= DATASET EXTRACT =

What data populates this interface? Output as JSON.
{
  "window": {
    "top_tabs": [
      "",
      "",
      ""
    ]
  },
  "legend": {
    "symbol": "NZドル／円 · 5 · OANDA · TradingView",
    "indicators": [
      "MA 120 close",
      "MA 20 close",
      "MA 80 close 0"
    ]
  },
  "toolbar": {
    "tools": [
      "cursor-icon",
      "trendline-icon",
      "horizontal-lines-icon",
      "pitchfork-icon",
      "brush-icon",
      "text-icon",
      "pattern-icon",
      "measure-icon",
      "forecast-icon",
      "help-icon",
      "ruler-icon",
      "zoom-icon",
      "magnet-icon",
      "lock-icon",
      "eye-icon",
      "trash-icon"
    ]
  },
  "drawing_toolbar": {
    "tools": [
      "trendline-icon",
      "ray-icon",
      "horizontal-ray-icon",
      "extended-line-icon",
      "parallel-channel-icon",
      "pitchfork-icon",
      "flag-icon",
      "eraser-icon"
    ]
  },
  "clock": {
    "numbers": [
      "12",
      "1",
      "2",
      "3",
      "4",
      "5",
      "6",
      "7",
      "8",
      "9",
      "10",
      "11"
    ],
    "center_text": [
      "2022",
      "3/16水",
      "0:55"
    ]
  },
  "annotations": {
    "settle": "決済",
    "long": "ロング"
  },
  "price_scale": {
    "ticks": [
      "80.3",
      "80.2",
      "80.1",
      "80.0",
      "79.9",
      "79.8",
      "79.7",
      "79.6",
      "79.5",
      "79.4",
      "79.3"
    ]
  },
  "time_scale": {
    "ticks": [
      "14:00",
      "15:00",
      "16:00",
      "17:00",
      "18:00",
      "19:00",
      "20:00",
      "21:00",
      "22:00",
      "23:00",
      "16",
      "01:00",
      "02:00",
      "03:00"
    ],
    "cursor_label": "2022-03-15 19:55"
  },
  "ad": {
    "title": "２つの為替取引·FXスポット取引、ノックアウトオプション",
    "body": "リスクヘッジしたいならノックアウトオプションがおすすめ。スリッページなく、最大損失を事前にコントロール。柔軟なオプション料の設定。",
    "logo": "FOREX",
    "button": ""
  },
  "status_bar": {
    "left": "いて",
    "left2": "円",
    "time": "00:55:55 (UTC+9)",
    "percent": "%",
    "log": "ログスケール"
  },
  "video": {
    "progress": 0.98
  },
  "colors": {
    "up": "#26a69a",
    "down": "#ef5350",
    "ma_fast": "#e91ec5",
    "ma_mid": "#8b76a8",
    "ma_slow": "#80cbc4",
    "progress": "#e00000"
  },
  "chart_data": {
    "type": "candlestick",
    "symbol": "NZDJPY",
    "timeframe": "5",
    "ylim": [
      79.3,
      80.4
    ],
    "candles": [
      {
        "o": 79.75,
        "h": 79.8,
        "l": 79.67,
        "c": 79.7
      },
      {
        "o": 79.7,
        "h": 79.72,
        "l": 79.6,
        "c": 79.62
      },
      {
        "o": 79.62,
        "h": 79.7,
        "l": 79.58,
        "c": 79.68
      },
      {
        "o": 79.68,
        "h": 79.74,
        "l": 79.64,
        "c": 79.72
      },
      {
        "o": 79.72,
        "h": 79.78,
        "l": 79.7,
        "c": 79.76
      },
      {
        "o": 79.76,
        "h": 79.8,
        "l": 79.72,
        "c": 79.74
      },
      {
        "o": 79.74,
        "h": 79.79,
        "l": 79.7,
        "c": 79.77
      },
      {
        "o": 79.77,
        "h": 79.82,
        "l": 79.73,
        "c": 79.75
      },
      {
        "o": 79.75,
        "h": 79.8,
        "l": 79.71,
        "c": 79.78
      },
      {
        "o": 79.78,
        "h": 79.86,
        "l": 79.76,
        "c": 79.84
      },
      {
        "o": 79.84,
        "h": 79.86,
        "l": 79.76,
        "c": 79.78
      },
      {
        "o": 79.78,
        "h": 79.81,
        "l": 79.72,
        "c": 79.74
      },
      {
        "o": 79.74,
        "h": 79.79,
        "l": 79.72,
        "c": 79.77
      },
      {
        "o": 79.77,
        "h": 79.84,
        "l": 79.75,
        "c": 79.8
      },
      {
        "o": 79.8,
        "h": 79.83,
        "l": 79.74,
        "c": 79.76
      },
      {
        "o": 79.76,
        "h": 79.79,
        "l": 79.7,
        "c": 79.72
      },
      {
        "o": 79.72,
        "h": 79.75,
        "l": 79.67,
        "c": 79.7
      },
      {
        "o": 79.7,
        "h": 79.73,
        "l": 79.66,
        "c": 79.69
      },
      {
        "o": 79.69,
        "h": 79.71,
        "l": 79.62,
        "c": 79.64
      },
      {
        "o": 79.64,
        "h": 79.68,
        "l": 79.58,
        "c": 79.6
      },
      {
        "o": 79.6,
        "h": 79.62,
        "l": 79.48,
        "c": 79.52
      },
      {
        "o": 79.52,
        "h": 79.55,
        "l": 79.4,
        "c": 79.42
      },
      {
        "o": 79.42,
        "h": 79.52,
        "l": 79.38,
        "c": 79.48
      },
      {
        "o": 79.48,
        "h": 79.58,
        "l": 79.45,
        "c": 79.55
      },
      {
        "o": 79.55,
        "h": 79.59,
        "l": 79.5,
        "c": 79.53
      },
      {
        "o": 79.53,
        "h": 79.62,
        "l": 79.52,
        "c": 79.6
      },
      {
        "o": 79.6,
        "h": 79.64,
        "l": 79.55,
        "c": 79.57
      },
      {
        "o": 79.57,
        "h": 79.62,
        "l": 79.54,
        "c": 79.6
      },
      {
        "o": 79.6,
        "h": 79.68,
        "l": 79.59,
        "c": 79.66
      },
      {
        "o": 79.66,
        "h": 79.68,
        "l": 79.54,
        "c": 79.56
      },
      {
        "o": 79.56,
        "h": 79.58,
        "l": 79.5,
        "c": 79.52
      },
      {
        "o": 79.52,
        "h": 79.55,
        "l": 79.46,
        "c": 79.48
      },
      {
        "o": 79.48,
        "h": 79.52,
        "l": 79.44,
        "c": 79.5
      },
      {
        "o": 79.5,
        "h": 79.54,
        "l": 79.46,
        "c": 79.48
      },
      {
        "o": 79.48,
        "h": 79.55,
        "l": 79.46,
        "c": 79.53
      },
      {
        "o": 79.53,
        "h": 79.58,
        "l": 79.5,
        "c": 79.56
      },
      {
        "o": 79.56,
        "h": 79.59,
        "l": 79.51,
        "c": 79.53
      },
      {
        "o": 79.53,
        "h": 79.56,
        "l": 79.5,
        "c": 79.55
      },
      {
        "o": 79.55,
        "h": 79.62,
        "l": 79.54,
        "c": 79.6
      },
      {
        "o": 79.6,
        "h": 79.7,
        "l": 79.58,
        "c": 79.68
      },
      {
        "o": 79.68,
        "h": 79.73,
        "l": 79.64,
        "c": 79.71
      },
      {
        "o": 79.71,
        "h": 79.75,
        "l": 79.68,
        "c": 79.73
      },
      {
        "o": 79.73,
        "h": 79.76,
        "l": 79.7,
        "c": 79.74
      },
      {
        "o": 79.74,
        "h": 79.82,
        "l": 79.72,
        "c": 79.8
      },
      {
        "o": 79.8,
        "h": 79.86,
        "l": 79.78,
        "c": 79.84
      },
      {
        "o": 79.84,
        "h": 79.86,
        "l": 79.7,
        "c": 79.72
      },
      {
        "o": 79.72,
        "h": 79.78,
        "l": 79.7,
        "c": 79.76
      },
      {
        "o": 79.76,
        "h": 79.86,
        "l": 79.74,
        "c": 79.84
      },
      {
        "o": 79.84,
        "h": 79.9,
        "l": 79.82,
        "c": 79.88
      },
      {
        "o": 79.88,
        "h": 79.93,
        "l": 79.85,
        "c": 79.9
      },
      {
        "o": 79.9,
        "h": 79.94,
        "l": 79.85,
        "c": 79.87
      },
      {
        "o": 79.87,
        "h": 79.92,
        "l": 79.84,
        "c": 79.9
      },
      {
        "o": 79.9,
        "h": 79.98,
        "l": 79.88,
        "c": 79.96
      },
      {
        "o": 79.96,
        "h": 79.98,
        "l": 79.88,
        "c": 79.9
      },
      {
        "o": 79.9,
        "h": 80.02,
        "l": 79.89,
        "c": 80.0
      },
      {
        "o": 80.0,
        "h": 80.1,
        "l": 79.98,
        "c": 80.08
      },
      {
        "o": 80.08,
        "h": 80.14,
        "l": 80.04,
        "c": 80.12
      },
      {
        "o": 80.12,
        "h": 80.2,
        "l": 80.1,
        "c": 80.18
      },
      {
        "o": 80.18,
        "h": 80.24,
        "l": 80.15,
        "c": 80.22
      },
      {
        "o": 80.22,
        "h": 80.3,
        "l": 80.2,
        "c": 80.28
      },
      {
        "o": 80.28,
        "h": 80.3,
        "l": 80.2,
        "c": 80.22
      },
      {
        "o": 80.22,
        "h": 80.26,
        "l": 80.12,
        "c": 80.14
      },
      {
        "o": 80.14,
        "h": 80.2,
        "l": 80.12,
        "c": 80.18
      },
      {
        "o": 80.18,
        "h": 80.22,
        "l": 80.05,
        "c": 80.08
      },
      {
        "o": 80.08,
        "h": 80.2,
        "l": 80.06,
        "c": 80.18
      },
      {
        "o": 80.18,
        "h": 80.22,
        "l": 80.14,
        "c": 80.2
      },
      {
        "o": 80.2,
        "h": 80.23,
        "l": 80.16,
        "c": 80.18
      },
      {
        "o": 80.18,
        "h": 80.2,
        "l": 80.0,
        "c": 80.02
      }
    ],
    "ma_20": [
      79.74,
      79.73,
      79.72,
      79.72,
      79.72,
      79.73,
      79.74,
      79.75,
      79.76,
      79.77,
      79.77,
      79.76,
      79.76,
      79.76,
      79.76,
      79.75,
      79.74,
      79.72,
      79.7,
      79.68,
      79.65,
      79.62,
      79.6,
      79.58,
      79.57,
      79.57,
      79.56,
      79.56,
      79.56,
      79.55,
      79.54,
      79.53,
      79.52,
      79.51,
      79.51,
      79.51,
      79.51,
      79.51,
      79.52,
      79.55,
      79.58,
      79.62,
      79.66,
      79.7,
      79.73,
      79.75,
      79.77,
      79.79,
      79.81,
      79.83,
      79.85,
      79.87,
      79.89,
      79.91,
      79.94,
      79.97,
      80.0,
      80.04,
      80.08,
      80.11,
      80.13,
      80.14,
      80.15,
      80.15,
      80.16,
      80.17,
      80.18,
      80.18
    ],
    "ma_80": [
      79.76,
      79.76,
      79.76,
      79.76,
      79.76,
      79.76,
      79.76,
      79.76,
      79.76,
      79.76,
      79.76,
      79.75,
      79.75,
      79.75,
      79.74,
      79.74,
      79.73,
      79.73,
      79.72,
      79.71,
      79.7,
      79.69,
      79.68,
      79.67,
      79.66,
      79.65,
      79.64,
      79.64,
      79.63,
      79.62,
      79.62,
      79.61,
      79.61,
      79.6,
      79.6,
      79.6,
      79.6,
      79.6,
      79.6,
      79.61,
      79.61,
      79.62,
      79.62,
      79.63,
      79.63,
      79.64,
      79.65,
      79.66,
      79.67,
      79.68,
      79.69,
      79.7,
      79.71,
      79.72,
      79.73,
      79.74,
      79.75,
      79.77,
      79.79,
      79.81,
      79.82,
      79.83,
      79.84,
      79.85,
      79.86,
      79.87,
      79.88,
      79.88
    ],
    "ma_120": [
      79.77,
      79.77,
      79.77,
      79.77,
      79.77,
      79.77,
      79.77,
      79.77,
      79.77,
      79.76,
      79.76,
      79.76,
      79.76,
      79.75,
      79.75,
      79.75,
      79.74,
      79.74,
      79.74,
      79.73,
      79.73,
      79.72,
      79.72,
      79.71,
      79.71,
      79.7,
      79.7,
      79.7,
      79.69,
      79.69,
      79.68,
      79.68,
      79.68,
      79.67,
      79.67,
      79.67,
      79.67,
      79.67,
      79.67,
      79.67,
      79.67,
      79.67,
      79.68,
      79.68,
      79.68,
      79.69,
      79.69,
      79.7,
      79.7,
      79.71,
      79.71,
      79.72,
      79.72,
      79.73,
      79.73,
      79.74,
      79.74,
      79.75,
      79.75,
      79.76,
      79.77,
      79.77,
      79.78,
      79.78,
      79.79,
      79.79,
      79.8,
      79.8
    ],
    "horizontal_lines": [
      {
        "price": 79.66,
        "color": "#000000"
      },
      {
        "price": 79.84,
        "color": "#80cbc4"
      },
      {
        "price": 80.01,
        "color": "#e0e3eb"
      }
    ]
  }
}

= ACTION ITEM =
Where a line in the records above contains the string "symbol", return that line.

= TASK RESPONSE =
    "symbol": "NZドル／円 · 5 · OANDA · TradingView",
    "symbol": "NZDJPY",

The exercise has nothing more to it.